Your LGBT History Month reading list

Some recommended books for LGBT History Month

James Gregory-Monk, Deputy-Chair of our LGBT+ Staff network, has compiled a reading list. So, if you’re looking for a new book this month, why not pick something from the list below?

This Queer Angel by Elaine Chambers
Spectacles by Sue Perkins
Cheer Up Love by Susan Calman
The Madonna of Bolton by Matt Cain
Straight Jacket by Matthew Todd
Call Me by Your Name by Andre Aciman
How to Survive a Plague by David France
Undivided by Vicky Beeching
You Will Be Safe Here by Damian Barr
Trans Britain by Christine Burns
The Gender Games by Juno Dawson


To celebrate LGBT History Month, we’ve also been asking colleagues to get in touch with their reading recommendations. Here are some of your suggestions and reviews:

Dr Michael Bonshor, Department of Music, has compiled a list of trans-related literature and film

Below is a list of some of the must-reads (including seminal works as well as more recent publications) for anyone interested in this area. My list also includes some literature with intersex and gender-fluid protagonists:

Sacred Country by Rose Tremain (female to male transition)
Michael ne Laura by Liz Hodgkinson (female to male transition)
Trumpet by Jackie Kay (female to male transition)
Conundrum by Jan Morris (male to female transition)
The Danish Girl by David Ebershof (male to female transition)
The Trauma Cleaner by Sarah Krasnostein (male to female transition)
Middlesex by Jeffrey Eugenides (intersex experience)
Fanny and Stella by Neil McKenna (gender fluidity)
Tales of the City series by Armistead Maupin (trans, bi, and gay protagonists)

If anyone is interested in films on trans lives, I would start by recommending:

Second Serve (biopic of Renee Richards, starring Vanessa Redgrave)

The Danish Girl (good adaptation of the book)


Sam Carnall recommends three books by Becky Albertalli

Three books I would recommend are Simon vs the Homosapiens Agenda, Leah on the Offbeat and What if it's Us. They could easily be dismissed as too teen-ish but I have read them all in my early 20s and really enjoyed them.

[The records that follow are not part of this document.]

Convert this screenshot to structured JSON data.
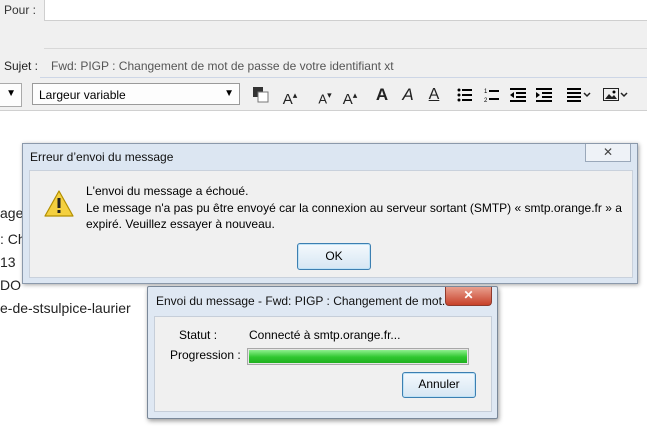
{
  "compose": {
    "to_label": "Pour :",
    "subject_label": "Sujet :",
    "subject_value": "Fwd: PIGP : Changement de mot de passe de votre identifiant xt"
  },
  "format_toolbar": {
    "font_value": "Largeur variable",
    "buttons": {
      "grow_font": "A",
      "shrink_font": "A",
      "bold": "A",
      "italic": "A",
      "underline": "A"
    }
  },
  "background_body": {
    "lines": [
      "age",
      ": Ch",
      "13",
      "DO",
      "e-de-stsulpice-laurier"
    ]
  },
  "error_dialog": {
    "title": "Erreur d’envoi du message",
    "close_glyph": "✕",
    "message_line1": "L'envoi du message a échoué.",
    "message_line2": "Le message n'a pas pu être envoyé car la connexion au serveur sortant (SMTP) « smtp.orange.fr » a expiré. Veuillez essayer à nouveau.",
    "ok_label": "OK"
  },
  "send_dialog": {
    "title": "Envoi du message - Fwd: PIGP : Changement de mot...",
    "close_glyph": "✕",
    "status_label": "Statut :",
    "status_value": "Connecté à smtp.orange.fr...",
    "progress_label": "Progression :",
    "progress_fraction": 1.0,
    "cancel_label": "Annuler"
  },
  "colors": {
    "progress_green": "#2fc72f",
    "dialog_frame": "#dce6f2"
  }
}
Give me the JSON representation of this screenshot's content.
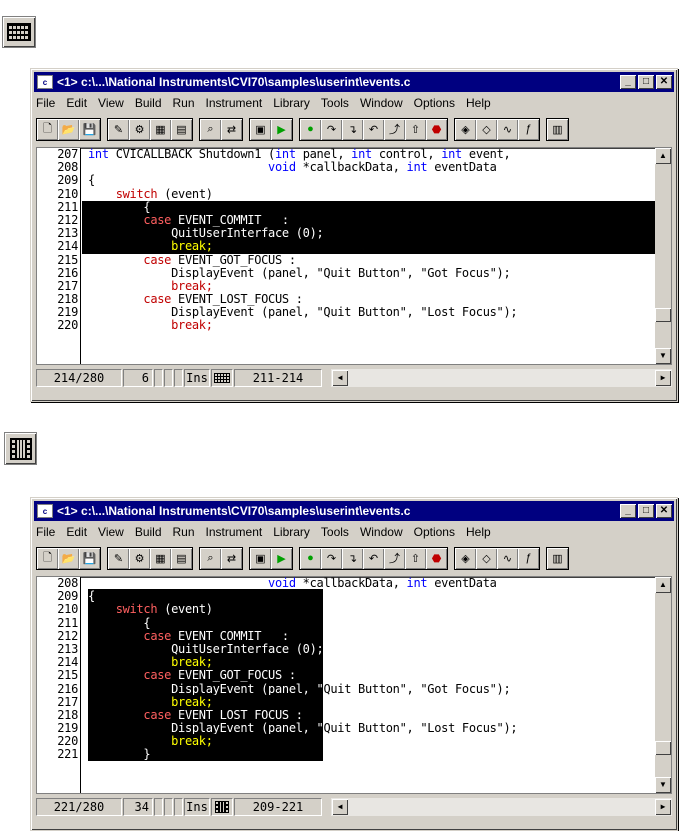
{
  "mode_icon_line": "line-selection-mode-icon",
  "mode_icon_column": "column-selection-mode-icon",
  "window1": {
    "title": "<1> c:\\...\\National Instruments\\CVI70\\samples\\userint\\events.c",
    "menu": [
      "File",
      "Edit",
      "View",
      "Build",
      "Run",
      "Instrument",
      "Library",
      "Tools",
      "Window",
      "Options",
      "Help"
    ],
    "line_numbers": [
      "207",
      "208",
      "209",
      "210",
      "211",
      "212",
      "213",
      "214",
      "215",
      "216",
      "217",
      "218",
      "219",
      "220"
    ],
    "status": {
      "position": "214/280",
      "column": "6",
      "ins": "Ins",
      "range": "211-214"
    }
  },
  "window2": {
    "title": "<1> c:\\...\\National Instruments\\CVI70\\samples\\userint\\events.c",
    "menu": [
      "File",
      "Edit",
      "View",
      "Build",
      "Run",
      "Instrument",
      "Library",
      "Tools",
      "Window",
      "Options",
      "Help"
    ],
    "line_numbers": [
      "208",
      "209",
      "210",
      "211",
      "212",
      "213",
      "214",
      "215",
      "216",
      "217",
      "218",
      "219",
      "220",
      "221"
    ],
    "status": {
      "position": "221/280",
      "column": "34",
      "ins": "Ins",
      "range": "209-221"
    }
  },
  "toolbar_icons": [
    "new-file-icon",
    "open-icon",
    "save-icon",
    "edit-icon",
    "tools-icon",
    "find-in-files-icon",
    "panel-icon",
    "find-icon",
    "replace-icon",
    "build-icon",
    "run-icon",
    "breakpoint-icon",
    "step-into-icon",
    "step-over-icon",
    "step-out-icon",
    "finish-icon",
    "up-icon",
    "stop-icon",
    "watch-icon",
    "variables-icon",
    "trace-icon",
    "function-panel-icon",
    "library-icon"
  ],
  "code1": [
    "int CVICALLBACK Shutdown1 (int panel, int control, int event,",
    "                          void *callbackData, int eventData",
    "{",
    "    switch (event)",
    "        {",
    "        case EVENT_COMMIT   :",
    "            QuitUserInterface (0);",
    "            break;",
    "        case EVENT_GOT_FOCUS :",
    "            DisplayEvent (panel, \"Quit Button\", \"Got Focus\");",
    "            break;",
    "        case EVENT_LOST_FOCUS :",
    "            DisplayEvent (panel, \"Quit Button\", \"Lost Focus\");",
    "            break;"
  ],
  "code2": [
    "                          void *callbackData, int eventData",
    "{",
    "    switch (event)",
    "        {",
    "        case EVENT_COMMIT   :",
    "            QuitUserInterface (0);",
    "            break;",
    "        case EVENT_GOT_FOCUS :",
    "            DisplayEvent (panel, \"Quit Button\", \"Got Focus\");",
    "            break;",
    "        case EVENT_LOST_FOCUS :",
    "            DisplayEvent (panel, \"Quit Button\", \"Lost Focus\");",
    "            break;",
    "        }"
  ]
}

I would also recommend anything generally by Becky Albertalli.

Regarding Leah on the Offbeat, I believe that it first and foremost tackles an issue which is not prevalent enough in society - women’s sexuality. It is what stood out to me about this read that separates it from its counterparts. Dealing with LGBT+ matters in fiction is fantastic in itself, but we seem to be slipping into a habit of covering 90% gay men’s issues and barely a fraction of popular culture encompasses the experiences of the rest of the spectrum.

It covers this spectrum exceedingly well because the plot is extremely easy to follow for anyone, no matter how they identify. Friend drama is extremely safe ground for the basis of a book, as it has undoubtedly aided countless amounts of books in their quest for sales, and this is a key aspect of Leah on the Offbeat. Following on from Love, Simon, in which she is a key part of Simon’s big secret, Leah finds that her own position within the group is not so sure either and commences a big journey of self-discovery. Deep down, we all love a bit of gossip and what better way to explore new horizons of LGBT+ issues whilst doing so?

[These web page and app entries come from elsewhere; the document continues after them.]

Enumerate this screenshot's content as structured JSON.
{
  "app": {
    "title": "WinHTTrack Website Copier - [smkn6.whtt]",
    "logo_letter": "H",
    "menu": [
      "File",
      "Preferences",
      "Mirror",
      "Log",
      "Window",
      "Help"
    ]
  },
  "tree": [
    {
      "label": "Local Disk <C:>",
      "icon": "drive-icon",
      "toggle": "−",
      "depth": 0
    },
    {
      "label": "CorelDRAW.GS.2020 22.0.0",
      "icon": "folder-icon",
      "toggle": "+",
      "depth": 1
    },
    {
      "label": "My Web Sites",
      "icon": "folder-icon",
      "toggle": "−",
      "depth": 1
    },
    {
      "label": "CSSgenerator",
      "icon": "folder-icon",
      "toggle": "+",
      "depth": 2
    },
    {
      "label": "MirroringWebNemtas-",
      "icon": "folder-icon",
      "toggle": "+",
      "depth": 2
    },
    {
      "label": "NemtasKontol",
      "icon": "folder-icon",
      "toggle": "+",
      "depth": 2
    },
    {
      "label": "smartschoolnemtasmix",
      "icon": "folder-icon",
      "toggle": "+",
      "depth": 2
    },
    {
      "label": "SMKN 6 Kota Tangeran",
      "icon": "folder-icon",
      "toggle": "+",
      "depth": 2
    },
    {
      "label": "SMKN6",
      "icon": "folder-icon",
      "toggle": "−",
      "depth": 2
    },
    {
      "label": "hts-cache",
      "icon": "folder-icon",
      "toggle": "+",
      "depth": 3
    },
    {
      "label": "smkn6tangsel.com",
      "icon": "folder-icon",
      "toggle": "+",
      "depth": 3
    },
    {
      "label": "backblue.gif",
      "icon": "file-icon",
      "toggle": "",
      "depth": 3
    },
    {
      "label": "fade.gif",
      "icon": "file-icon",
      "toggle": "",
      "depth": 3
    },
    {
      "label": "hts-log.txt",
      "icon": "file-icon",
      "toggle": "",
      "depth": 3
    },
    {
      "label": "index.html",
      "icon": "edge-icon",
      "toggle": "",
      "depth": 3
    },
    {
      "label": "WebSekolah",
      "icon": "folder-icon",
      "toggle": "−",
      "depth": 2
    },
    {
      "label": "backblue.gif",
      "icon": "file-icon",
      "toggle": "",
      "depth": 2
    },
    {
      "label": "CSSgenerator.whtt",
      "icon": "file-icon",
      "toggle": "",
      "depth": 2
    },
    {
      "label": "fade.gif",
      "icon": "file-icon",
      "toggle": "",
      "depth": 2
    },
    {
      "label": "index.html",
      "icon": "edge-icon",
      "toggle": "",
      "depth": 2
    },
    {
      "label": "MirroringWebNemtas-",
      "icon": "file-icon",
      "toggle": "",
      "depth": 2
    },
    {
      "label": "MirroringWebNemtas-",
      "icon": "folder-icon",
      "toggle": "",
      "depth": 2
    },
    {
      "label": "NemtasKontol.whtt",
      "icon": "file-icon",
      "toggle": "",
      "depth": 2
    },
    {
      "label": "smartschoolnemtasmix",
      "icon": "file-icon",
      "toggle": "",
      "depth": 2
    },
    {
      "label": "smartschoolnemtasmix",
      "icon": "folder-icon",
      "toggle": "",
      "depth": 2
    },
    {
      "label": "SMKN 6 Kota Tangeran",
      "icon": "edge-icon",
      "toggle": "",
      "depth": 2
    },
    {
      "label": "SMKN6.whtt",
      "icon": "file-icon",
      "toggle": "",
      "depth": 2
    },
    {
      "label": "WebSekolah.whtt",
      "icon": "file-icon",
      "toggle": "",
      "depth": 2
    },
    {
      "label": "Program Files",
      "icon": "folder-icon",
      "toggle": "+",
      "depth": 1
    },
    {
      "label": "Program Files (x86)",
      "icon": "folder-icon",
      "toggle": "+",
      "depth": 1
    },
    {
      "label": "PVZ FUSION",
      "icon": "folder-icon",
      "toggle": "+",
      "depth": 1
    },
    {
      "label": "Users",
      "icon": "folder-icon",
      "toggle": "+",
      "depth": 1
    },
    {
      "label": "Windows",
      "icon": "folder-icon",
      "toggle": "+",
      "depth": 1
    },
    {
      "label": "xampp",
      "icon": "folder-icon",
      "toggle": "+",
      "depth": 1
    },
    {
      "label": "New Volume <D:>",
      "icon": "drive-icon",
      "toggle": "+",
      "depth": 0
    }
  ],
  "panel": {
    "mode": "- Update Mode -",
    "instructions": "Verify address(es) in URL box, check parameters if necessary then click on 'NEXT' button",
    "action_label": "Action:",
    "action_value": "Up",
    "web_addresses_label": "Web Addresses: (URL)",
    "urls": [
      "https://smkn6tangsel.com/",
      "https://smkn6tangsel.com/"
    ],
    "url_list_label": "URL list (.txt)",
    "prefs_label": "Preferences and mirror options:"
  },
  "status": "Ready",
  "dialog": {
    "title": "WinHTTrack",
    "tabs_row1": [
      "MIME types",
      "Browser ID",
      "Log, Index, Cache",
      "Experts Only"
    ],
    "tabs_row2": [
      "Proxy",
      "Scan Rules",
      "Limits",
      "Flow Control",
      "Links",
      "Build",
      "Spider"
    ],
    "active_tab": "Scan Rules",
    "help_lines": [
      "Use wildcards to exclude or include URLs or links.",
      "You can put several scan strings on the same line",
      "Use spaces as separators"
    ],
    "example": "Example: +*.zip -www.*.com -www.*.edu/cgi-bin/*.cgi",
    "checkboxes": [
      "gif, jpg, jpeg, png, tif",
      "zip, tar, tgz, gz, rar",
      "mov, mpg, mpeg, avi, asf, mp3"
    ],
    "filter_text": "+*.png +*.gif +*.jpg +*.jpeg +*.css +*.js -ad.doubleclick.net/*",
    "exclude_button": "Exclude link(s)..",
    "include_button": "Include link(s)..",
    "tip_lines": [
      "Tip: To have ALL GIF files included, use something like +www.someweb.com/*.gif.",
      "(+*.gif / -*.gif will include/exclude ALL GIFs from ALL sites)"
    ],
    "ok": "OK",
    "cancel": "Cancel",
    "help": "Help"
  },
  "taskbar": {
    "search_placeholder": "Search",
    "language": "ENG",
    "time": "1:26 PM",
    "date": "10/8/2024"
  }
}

In summary, I would recommend this book as it tackles so-far relatively unchartered horizons in modern popular literature and does so in a way that is not taxing, nor revolutionary, making it an educational joy to read for the audience. For LGBT+ History Month, give it a try.


Pete Green, Department of Journalism Studies, has compiled a list of poetry recommendations for this month's theme of poetry, prose and plays

Mary Jean Chan, Flèche (Faber, 2019)

This stunning debut collection – my favourite book of last year – mulls the complexities of the poet's identity and circumstances as a queer woman of Hong Kong Chinese heritage living in the UK. Its measured tone and super-precise diction and imagery give Flèche incredible emotional power. Read it. Then read it again and talk about it with me.

Ian Humphreys, Zebra (Nine Arches, 2019)

Humphreys' wonderful collection has been feted as an elegy for the gay club scenes of the 1980s and the beautiful lost boys who inhabited them. It also nails the homophobia that persists in today's cultural mainstream, explores contrast and otherness more widely, and records the humble minutiae of urban and not-quite-urban dereliction. I love it.

Stephanie Burt, Advice From The Lights (Graywolf, 2017)

In the same year as she transitioned, influential critic and Harvard professor Stephanie Burt published her fourth collection of poetry. Touching, playful and keenly observed, Advice from the Lights is notable for episodes from the poet's imagined girlhood and cultural references that range from Callimachus to Taylor Swift.

Let us know your recommendations

What would you like to add to this list? Email us at internalcommunications@sheffield.ac.uk